The next phase of the lunar cycle is the first quarter. During this phase happens when you can see half of the moon that is illuminated. The name “first quarter” comes from the fact that at this stage the lunar cycle is 1/4 of the way completed. Not everyone will see the same halves of the moon lit up during this phase, primarily because it depends on your location. So, some people may see the right half illuminated while others might see the left half illuminated.

4. Waxing Gibbous Moon

This phase essentially covers the time between the first quarter phase and the full moon phase. the words waxing gibbous describe what the phase is pretty well. Waxing means growing larger, and the word gibbous refers to the shape, so waxing gibbous essentially means “growing shape”. The moon will get more and more illuminated until the moon is fully illuminated, which starts the next phase.

5. Full Moon

As you probably already know, a full moon is when the entire moon face is completely illuminated by the sun. Full moons occur when the sun and moon are on opposite sides of Earth. Technically the moon is only 100% illuminated by the sun for a few moments, but this phase also covers when the moon looks full but isn’t.

When the moon is at its closest point to the Earth in its orbit it is called a supermoon, and at its farthest point, it is called a micro-moon. Another cool thing that occasionally happens during a full moon is when the moon passes through our Earth’s shadow, called a lunar eclipse. During a lunar eclipse, the moon will be a reddish color, like the picture above shows.

6. Waning Gibbous Moon

Like we covered above, waxing means increasing and waning means decreasing. So, in this case, the waning gibbous moon means that the shape is decreasing. The waning gibbous phase lasts until the moon is half illuminated.

7. Third Quarter Moon

This phase is basically the exact opposite of the first quarter moon. This is when the moon is half lit up in the sky, and it also signals when the lunar phase is 3/4 of the way completed.

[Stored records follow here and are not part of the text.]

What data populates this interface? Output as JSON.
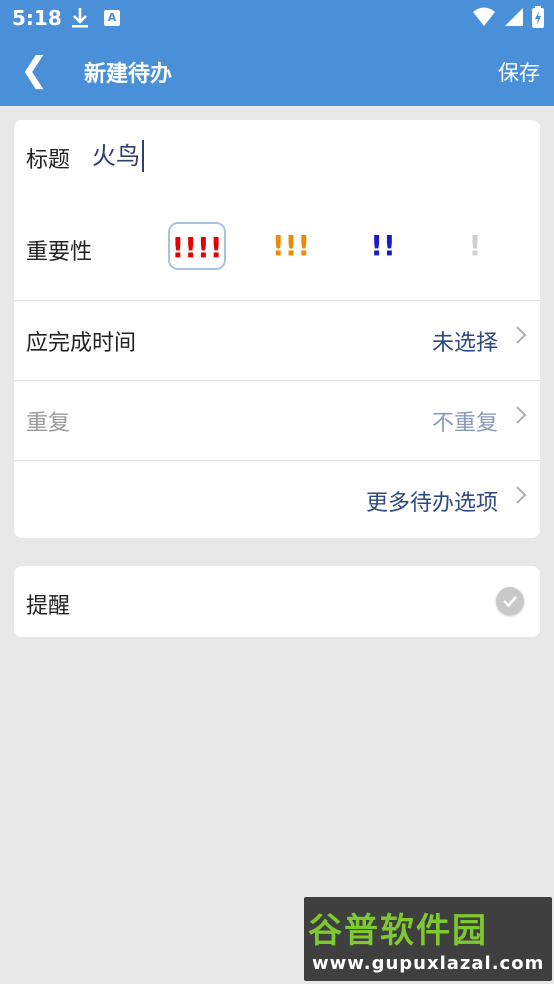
{
  "status_bar": {
    "time": "5:18",
    "download_icon": "download-icon",
    "a_icon_label": "A"
  },
  "app_bar": {
    "back_glyph": "❮",
    "title": "新建待办",
    "save_label": "保存"
  },
  "form": {
    "title_label": "标题",
    "title_value": "火鸟",
    "priority_label": "重要性",
    "priorities": [
      {
        "text": "!!!!",
        "color": "#e60000",
        "selected": true
      },
      {
        "text": "!!!",
        "color": "#f08a00",
        "selected": false
      },
      {
        "text": "!!",
        "color": "#1a1acc",
        "selected": false
      },
      {
        "text": "!",
        "color": "#cfcfcf",
        "selected": false
      }
    ],
    "due_label": "应完成时间",
    "due_value": "未选择",
    "repeat_label": "重复",
    "repeat_value": "不重复",
    "more_label": "更多待办选项"
  },
  "reminder": {
    "label": "提醒",
    "checked": true
  },
  "watermark": {
    "top_text": "谷普软件园",
    "bottom_text": "www.gupuxlazal.com"
  },
  "colors": {
    "accent": "#4a90d9",
    "value_text": "#2e4a82"
  }
}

8. Waning Crescent Moon

This is the final stage of the lunar cycle. This phase starts when the sun illuminates less than half of the moon and continues on until the New Moon phase. During this phase, we can also see the effect of “Earthshine”, just like we can during the new moon phase.

This phase “ends” when the moon and the sun rise at the same time, which starts the lunar cycle over again starting with the new moon.

Lunar Cycle (Phase) Calendar

To check and see what phase we are in, you can Google “Lunar cycle calendar” and will find lots of websites dedicated to it. I personally like this calendar (found here) because it is specific to location and lets you learn a little bit more by giving time and when a certain event will occur.

Interesting Lunar Facts

  • We only see one side of the moon because the moon rotates on its axis at the same time the Earth does
  • Our tides are based on the lunar cycle
  • 12 people have walked on the moon, and they are all American
  • We have no idea how the moon actually formed, and it has been theorized that the moon and the Earth at some point billions of years ago collided
  • It is believed that the moon has a similar mantle that Earth has, but scientists are unsure about the mantle and core of the moon
  • At one point the moon had volcanoes
  • After the USSR sent a spacecraft to the moon in the 50’s the USA was close to blowing up a nuke on the moon to show dominance and superiority (luckily cooler heads prevailed on that decision)
  • NASA is planning to send astronauts back to the moon in the near future, and setting a lunar base up may also be in the works

About The Author

Kate Broome

Kate is a graduate of Texas A&M University with a Bachelor's degree and is currently working on getting her Masters of Arts in English at Southern New Hampshire University. She loves to read and learn about all things space, a fanatic of NASA and the latest space science news. She currently lives in Texas with her two pit bulls, Lennox and Bentley.